Truvada, marketed by the manufacturer Gilead, is the most popular and oft-prescribed TDF drug designed to treat and prevent human immunodeficiency virus (HIV) and acquired immune deficiency syndrome (AIDS). A combination of the chemicals emtricitabine and tenofovir disoproxil fumarate (TDF), Truvada prevents HIV cells from multiplying once those cells are present in the human body. It’s important to know that Truvada and similar brand name medications in the TDF family do not cure HIV or AIDS; these drugs merely work to prevent HIV from becoming full-blown AIDS.
Truvada, which has been around since the 1980’s, is often used as a prophylactic drug to prevent HIV contraction. Many people who do not have HIV or AIDS, like those in an intimate relationship with someone who is HIV-positive, can take Truvada to reduce the risk of becoming infected. In the past, Truvada’s use to treat HIV has been limited because it could only be taken intravenously. When Gilead Sciences, Inc. bought the rights to sell TDF, the company modified the drug so it could be taken orally, in the form of a pill; the Food and Drug Administration (FDA) approved that pill in 2001 under the brand name Viread. Truvada is also referred to as a “pre-exposure prophylaxis” (PrEP) drug.
Recent studies indicate that Truvada is linked to serious side effects such as kidney damage and failure, osteoporosis, decreased bone density, and even broken bones. Mass tort lawsuits are claiming that not only did Gilead fail to warn patients about these risks by not disclosing them, but went so far as to withhold a safer drug for ten years in order to maximize its profits.
Decreased bone density is just one of the serious side effects of Truvada. Decreased bone density may lead to osteoporosis; high dosage levels of Truvada lead to a toxicity level that slowly deteriorates a person’s bone structure. Truvada is intended to be taken for prolonged periods of time, and the long-term exposure to Truvada and the drug TDF takes a significant toll on a patient’s bone density. People taking this drug are at risk for:

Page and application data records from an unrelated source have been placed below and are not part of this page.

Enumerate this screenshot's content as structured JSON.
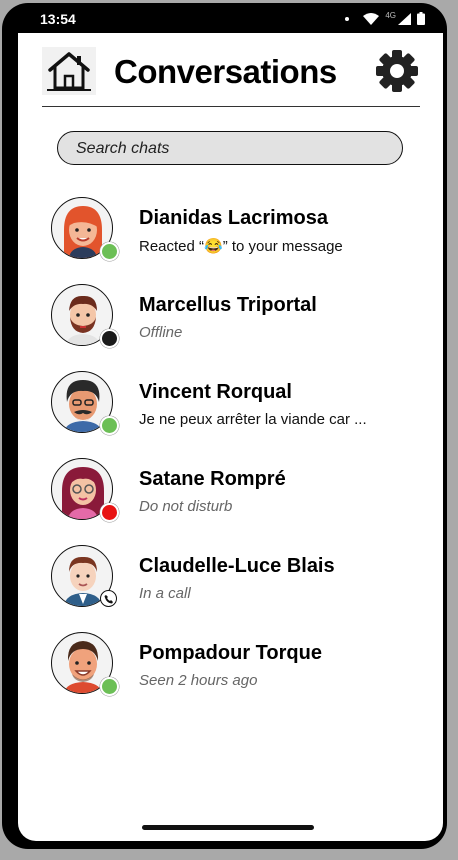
{
  "status_bar": {
    "time": "13:54",
    "network": "4G"
  },
  "header": {
    "title": "Conversations"
  },
  "search": {
    "placeholder": "Search chats"
  },
  "colors": {
    "online": "#6cbf56",
    "offline": "#1a1a1a",
    "busy": "#e81313"
  },
  "chats": [
    {
      "name": "Dianidas Lacrimosa",
      "status": "Reacted “😂” to  your message",
      "presence": "online",
      "avatar": "red-haired-woman-avatar"
    },
    {
      "name": "Marcellus Triportal",
      "status": "Offline",
      "presence": "offline",
      "avatar": "bearded-man-avatar"
    },
    {
      "name": "Vincent Rorqual",
      "status": "Je ne peux arrêter la viande car ...",
      "presence": "online",
      "avatar": "mustached-man-avatar"
    },
    {
      "name": "Satane Rompré",
      "status": "Do not disturb",
      "presence": "busy",
      "avatar": "glasses-woman-avatar"
    },
    {
      "name": "Claudelle-Luce Blais",
      "status": "In a call",
      "presence": "in-call",
      "avatar": "suited-man-avatar"
    },
    {
      "name": "Pompadour Torque",
      "status": "Seen 2 hours ago",
      "presence": "online",
      "avatar": "smiling-man-avatar"
    }
  ]
}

- Bone fractures
- Broken bones
Kidneys are tasked with ridding the body of toxins, and Truvada puts a lot of stress on the kidneys. The strain of expelling the drug’s toxins out of the human body can lead to kidney damage and kidney failure, which can create numerous other medical problems, including lactic acidosis, which is the accumulation of lactate in the bloodstream. When kidneys are unable to work at their full function, they fail to remove enough lactate acid from the blood, which leads to the following symptoms:
- Breathing difficulty
When lactate acid builds up, pH levels in the bloodstream may be altered, creating numerous medical problems. In many cases, these complications can be fatal, especially if a prompt and correct diagnosis is not made.
The lawsuits against Gilead claim that not only did the concealed information about TDF prove that Gilead knew that TDF carried significant risks, it also seriously hurt everyone taking Truvada and other TDF-based HIV treatments. For almost ten years, people taking the drug were put at severe risk of osteoporosis, bone fractures, kidney damage, renal failure, and potentially fatal lactic acidosis because Gilead only cared about the profits being made from this dangerous drug.
If you or a loved one has been harmed by the dangerous drug, Truvada, please contact a product liability attorney in your area today who handles complex dangerous drug cases. To qualify for a TDF drug lawsuit, you would need to show that you took a TDF drug and that you suffered a kidney or bone injury. Please don’t delay because product liability cases are subject to strict statutes of limitations, and your time to take legal action may expire sooner than you think.